In our view, banking regulations in India are in line with international
standards and the regulator has a moderately successful track record. The
Reserve Bank of India (RBI) continually monitors the macroeconomic
environment. The RBI also has introduced countercyclical measures and
differentiated risk weights to moderate banks’ risk appetite. We consider
governance standards as generally adequate, though disclosures are somewhat
inadequate.

Our assessment of the competitive dynamics reflects: (1) the banks’ moderate
risk appetite; (2) moderately stable, although somewhat fragmented, industry;
and (3) market distortions, such as a high proportion of directed lending (40%
of total loans) and industry domination by government-owned banks. In our
view, while the loan growth has been high, banks have a limited share of
high-risk lending and a negligible presence of complex and innovative
products. Banks have a track record of stable profits, but returns are lower
than Indian corporates’ though.

India’s banking system has a high level of stable, core customer deposits,
which limit dependence on external borrowings. Its deposit base is supported
by the Indian banking system’s good franchise, extensive branch networks, and
large, yet growing, domestic savings.

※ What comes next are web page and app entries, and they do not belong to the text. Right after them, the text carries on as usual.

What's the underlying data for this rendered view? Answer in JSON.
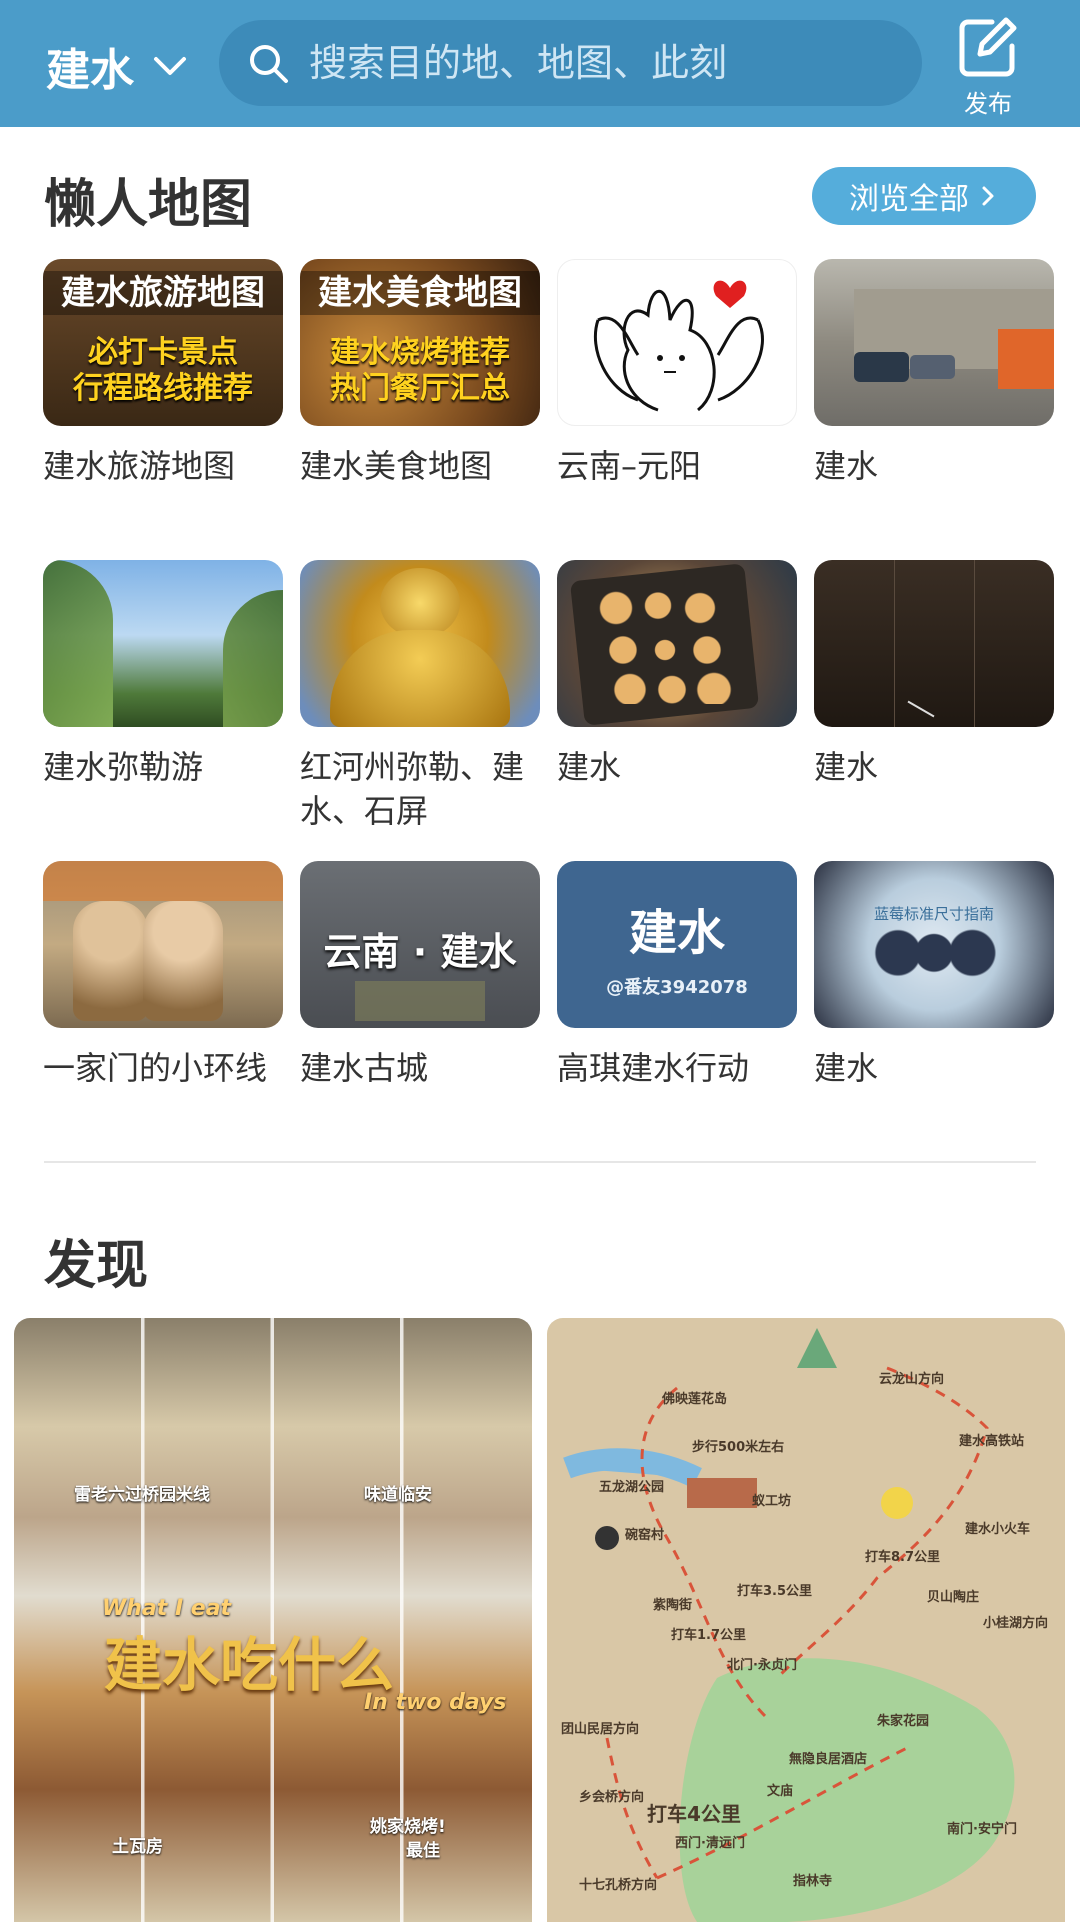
{
  "header": {
    "city": "建水",
    "search_placeholder": "搜索目的地、地图、此刻",
    "publish_label": "发布"
  },
  "lazy_maps": {
    "title": "懒人地图",
    "browse_all": "浏览全部",
    "cards": [
      {
        "caption": "建水旅游地图",
        "overlay_title": "建水旅游地图",
        "overlay_sub1": "必打卡景点",
        "overlay_sub2": "行程路线推荐"
      },
      {
        "caption": "建水美食地图",
        "overlay_title": "建水美食地图",
        "overlay_sub1": "建水烧烤推荐",
        "overlay_sub2": "热门餐厅汇总"
      },
      {
        "caption": "云南–元阳"
      },
      {
        "caption": "建水"
      },
      {
        "caption": "建水弥勒游"
      },
      {
        "caption": "红河州弥勒、建水、石屏"
      },
      {
        "caption": "建水"
      },
      {
        "caption": "建水"
      },
      {
        "caption": "一家门的小环线"
      },
      {
        "caption": "建水古城",
        "overlay_city": "云南 · 建水"
      },
      {
        "caption": "高琪建水行动",
        "overlay_big": "建水",
        "overlay_small": "@番友3942078"
      },
      {
        "caption": "建水",
        "overlay_berry": "蓝莓标准尺寸指南"
      }
    ]
  },
  "discover": {
    "title": "发现",
    "left_post": {
      "label1": "雷老六过桥园米线",
      "label2": "味道临安",
      "what_i_eat": "What I eat",
      "main": "建水吃什么",
      "in_two_days": "In two days",
      "label3": "土瓦房",
      "label4": "姚家烧烤!",
      "label5": "最佳"
    },
    "right_post": {
      "places": [
        "云龙山方向",
        "佛映莲花岛",
        "步行500米左右",
        "建水高铁站",
        "五龙湖公园",
        "蚁工坊",
        "碗窑村",
        "建水小火车",
        "打车8.7公里",
        "打车3.5公里",
        "紫陶街",
        "贝山陶庄",
        "打车1.7公里",
        "小桂湖方向",
        "北门·永贞门",
        "团山民居方向",
        "朱家花园",
        "無隐良居酒店",
        "文庙",
        "乡会桥方向",
        "打车4公里",
        "西门·清远门",
        "十七孔桥方向",
        "指林寺",
        "南门·安宁门"
      ]
    }
  }
}
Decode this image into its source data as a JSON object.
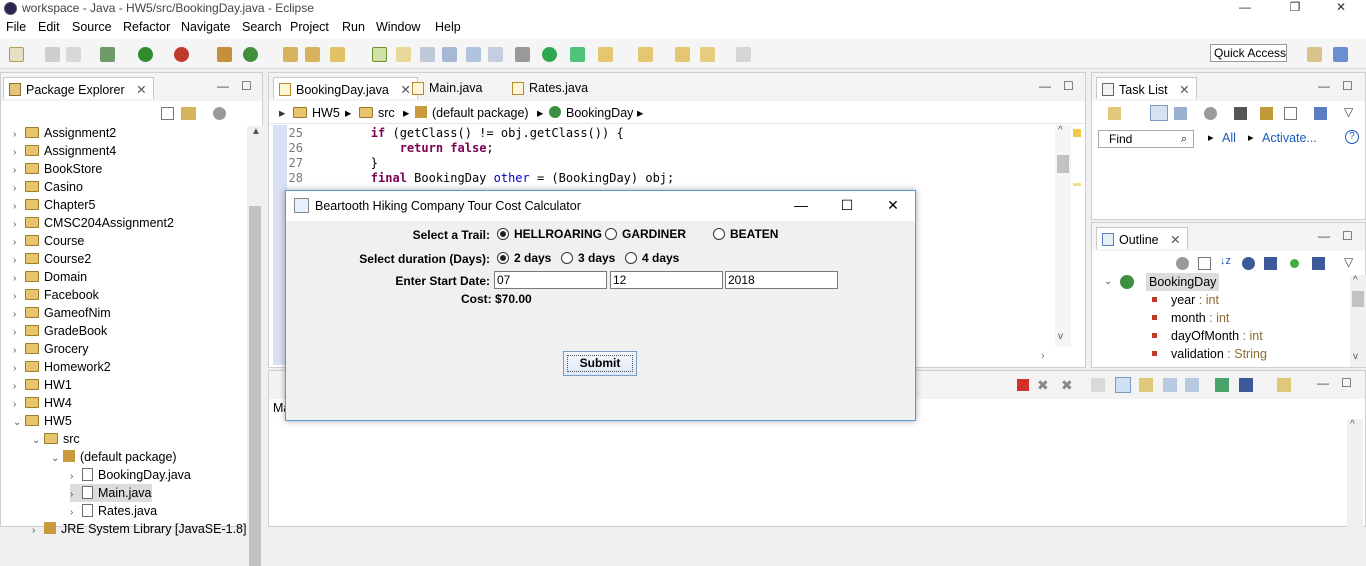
{
  "window": {
    "title": "workspace - Java - HW5/src/BookingDay.java - Eclipse"
  },
  "menu": [
    "File",
    "Edit",
    "Source",
    "Refactor",
    "Navigate",
    "Search",
    "Project",
    "Run",
    "Window",
    "Help"
  ],
  "toolbar": {
    "quick_access": "Quick Access"
  },
  "package_explorer": {
    "title": "Package Explorer",
    "items": [
      {
        "label": "Assignment2",
        "depth": 0,
        "kind": "project",
        "arrow": "›"
      },
      {
        "label": "Assignment4",
        "depth": 0,
        "kind": "project",
        "arrow": "›"
      },
      {
        "label": "BookStore",
        "depth": 0,
        "kind": "project",
        "arrow": "›"
      },
      {
        "label": "Casino",
        "depth": 0,
        "kind": "project",
        "arrow": "›"
      },
      {
        "label": "Chapter5",
        "depth": 0,
        "kind": "project",
        "arrow": "›"
      },
      {
        "label": "CMSC204Assignment2",
        "depth": 0,
        "kind": "project",
        "arrow": "›"
      },
      {
        "label": "Course",
        "depth": 0,
        "kind": "project",
        "arrow": "›"
      },
      {
        "label": "Course2",
        "depth": 0,
        "kind": "project",
        "arrow": "›"
      },
      {
        "label": "Domain",
        "depth": 0,
        "kind": "project",
        "arrow": "›"
      },
      {
        "label": "Facebook",
        "depth": 0,
        "kind": "project",
        "arrow": "›"
      },
      {
        "label": "GameofNim",
        "depth": 0,
        "kind": "project",
        "arrow": "›"
      },
      {
        "label": "GradeBook",
        "depth": 0,
        "kind": "project",
        "arrow": "›"
      },
      {
        "label": "Grocery",
        "depth": 0,
        "kind": "project",
        "arrow": "›"
      },
      {
        "label": "Homework2",
        "depth": 0,
        "kind": "project",
        "arrow": "›"
      },
      {
        "label": "HW1",
        "depth": 0,
        "kind": "project",
        "arrow": "›"
      },
      {
        "label": "HW4",
        "depth": 0,
        "kind": "project",
        "arrow": "›"
      },
      {
        "label": "HW5",
        "depth": 0,
        "kind": "project",
        "arrow": "⌄"
      },
      {
        "label": "src",
        "depth": 1,
        "kind": "project",
        "arrow": "⌄"
      },
      {
        "label": "(default package)",
        "depth": 2,
        "kind": "package",
        "arrow": "⌄"
      },
      {
        "label": "BookingDay.java",
        "depth": 3,
        "kind": "file",
        "arrow": "›"
      },
      {
        "label": "Main.java",
        "depth": 3,
        "kind": "file",
        "arrow": "›",
        "selected": true
      },
      {
        "label": "Rates.java",
        "depth": 3,
        "kind": "file",
        "arrow": "›"
      },
      {
        "label": "JRE System Library [JavaSE-1.8]",
        "depth": 1,
        "kind": "package",
        "arrow": "›"
      }
    ]
  },
  "editor": {
    "tabs": [
      {
        "label": "BookingDay.java",
        "close": "✕"
      },
      {
        "label": "Main.java"
      },
      {
        "label": "Rates.java"
      }
    ],
    "breadcrumb": [
      "HW5",
      "src",
      "(default package)",
      "BookingDay"
    ],
    "lines": [
      {
        "num": "25",
        "code": "        if (getClass() != obj.getClass()) {"
      },
      {
        "num": "26",
        "code": "            return false;"
      },
      {
        "num": "27",
        "code": "        }"
      },
      {
        "num": "28",
        "code": "        final BookingDay other = (BookingDay) obj;"
      }
    ]
  },
  "task_list": {
    "title": "Task List",
    "find": "Find",
    "all": "All",
    "activate": "Activate..."
  },
  "outline": {
    "title": "Outline",
    "root": "BookingDay",
    "fields": [
      {
        "name": "year",
        "type": " : int"
      },
      {
        "name": "month",
        "type": " : int"
      },
      {
        "name": "dayOfMonth",
        "type": " : int"
      },
      {
        "name": "validation",
        "type": " : String"
      }
    ]
  },
  "console": {
    "tab_label": "Ma"
  },
  "dialog": {
    "title": "Beartooth Hiking Company Tour Cost Calculator",
    "trail_label": "Select a Trail:",
    "trails": [
      "HELLROARING",
      "GARDINER",
      "BEATEN"
    ],
    "trail_selected": 0,
    "duration_label": "Select duration (Days):",
    "durations": [
      "2 days",
      "3 days",
      "4 days"
    ],
    "duration_selected": 0,
    "start_date_label": "Enter Start Date:",
    "month_value": "07",
    "day_value": "12",
    "year_value": "2018",
    "cost_text": "Cost: $70.00",
    "submit_label": "Submit"
  }
}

However, the banks have limited ability
to borrow from the domestic debt capital markets, which are active for high
investment grade debt but lacking in depth.

We classify the Indian government as “highly supportive,” which reflects our
expectation that the government is likely to provide timely financial support
to the banking system, if needed. In the past, the government had consistently
supported weaker commercial banks through measures such as extensive
recapitalization and merger of financially distressed banks with stronger
banks. We expect it to continue, given the role of banks in the economy, their
mandatory task to provide funding to priority sectors of the economy, and the
large political constituency that depositors form.

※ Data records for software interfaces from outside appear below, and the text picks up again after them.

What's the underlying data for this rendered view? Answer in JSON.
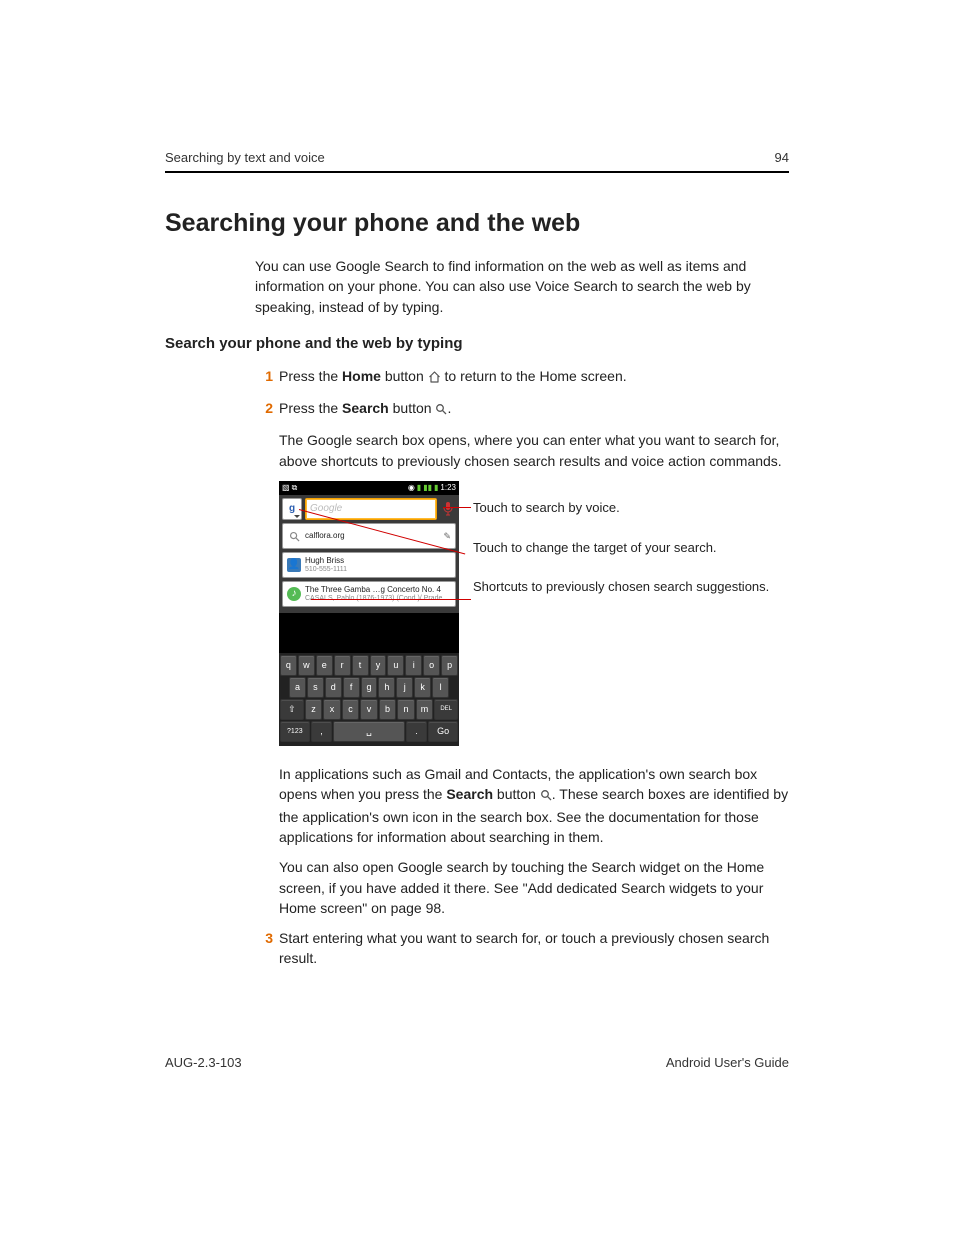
{
  "header": {
    "section": "Searching by text and voice",
    "page_number": "94"
  },
  "title": "Searching your phone and the web",
  "intro": "You can use Google Search to find information on the web as well as items and information on your phone. You can also use Voice Search to search the web by speaking, instead of by typing.",
  "section_title": "Search your phone and the web by typing",
  "steps": {
    "s1": {
      "num": "1",
      "pre": "Press the ",
      "bold": "Home",
      "post": " button ",
      "tail": " to return to the Home screen."
    },
    "s2": {
      "num": "2",
      "pre": "Press the ",
      "bold": "Search",
      "post": " button ",
      "tail": ".",
      "p2": "The Google search box opens, where you can enter what you want to search for, above shortcuts to previously chosen search results and voice action commands.",
      "p3a": "In applications such as Gmail and Contacts, the application's own search box opens when you press the ",
      "p3bold": "Search",
      "p3b": " button ",
      "p3c": ". These search boxes are identified by the application's own icon in the search box. See the documentation for those applications for information about searching in them.",
      "p4": "You can also open Google search by touching the Search widget on the Home screen, if you have added it there. See \"Add dedicated Search widgets to your Home screen\" on page 98."
    },
    "s3": {
      "num": "3",
      "text": "Start entering what you want to search for, or touch a previously chosen search result."
    }
  },
  "screenshot": {
    "status": {
      "time": "1:23"
    },
    "search_placeholder": "Google",
    "g_label": "g",
    "suggestions": [
      {
        "icon": "search",
        "line1": "calflora.org",
        "line2": ""
      },
      {
        "icon": "contact",
        "line1": "Hugh Briss",
        "line2": "510-555-1111"
      },
      {
        "icon": "music",
        "line1": "The Three Gamba …g Concerto No. 4",
        "line2": "CASALS, Pablo (1876-1973) (Cond.)/ Prade…"
      }
    ],
    "keyboard": {
      "row1": [
        "q",
        "w",
        "e",
        "r",
        "t",
        "y",
        "u",
        "i",
        "o",
        "p"
      ],
      "row2": [
        "a",
        "s",
        "d",
        "f",
        "g",
        "h",
        "j",
        "k",
        "l"
      ],
      "row3_shift": "⇧",
      "row3": [
        "z",
        "x",
        "c",
        "v",
        "b",
        "n",
        "m"
      ],
      "row3_del": "DEL",
      "row4": {
        "sym": "?123",
        "comma": ",",
        "period": ".",
        "go": "Go"
      }
    }
  },
  "callouts": {
    "c1": "Touch to search by voice.",
    "c2": "Touch to change the target of your search.",
    "c3": "Shortcuts to previously chosen search suggestions."
  },
  "footer": {
    "left": "AUG-2.3-103",
    "right": "Android User's Guide"
  }
}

This is the source.

Some competition in the Credit Rating space is really good. So, Indian banking system risk, in the eyes of S&P, is the same as in China, Turkey, Portugal (??) and Thailand. Moody’s puts India worse than that of China’s.

It is really high time that there are credit rating agencies from other parts of the world. The monopoly of American credit rating agencies has to be broken here and now.

Friend Rajesh Sundaresan, ex-Asian banking analyst for Credit Suisse First Boston, suggested that Wikipedia should publish credit ratings – sovereign and corporate  – since most information is publicly available. Very sound idea.


DISCLAIMER: This is an archived post from the Indian National Interest blogroll. Views expressed are those of the blogger's and do not represent The Takshashila Institution’s view.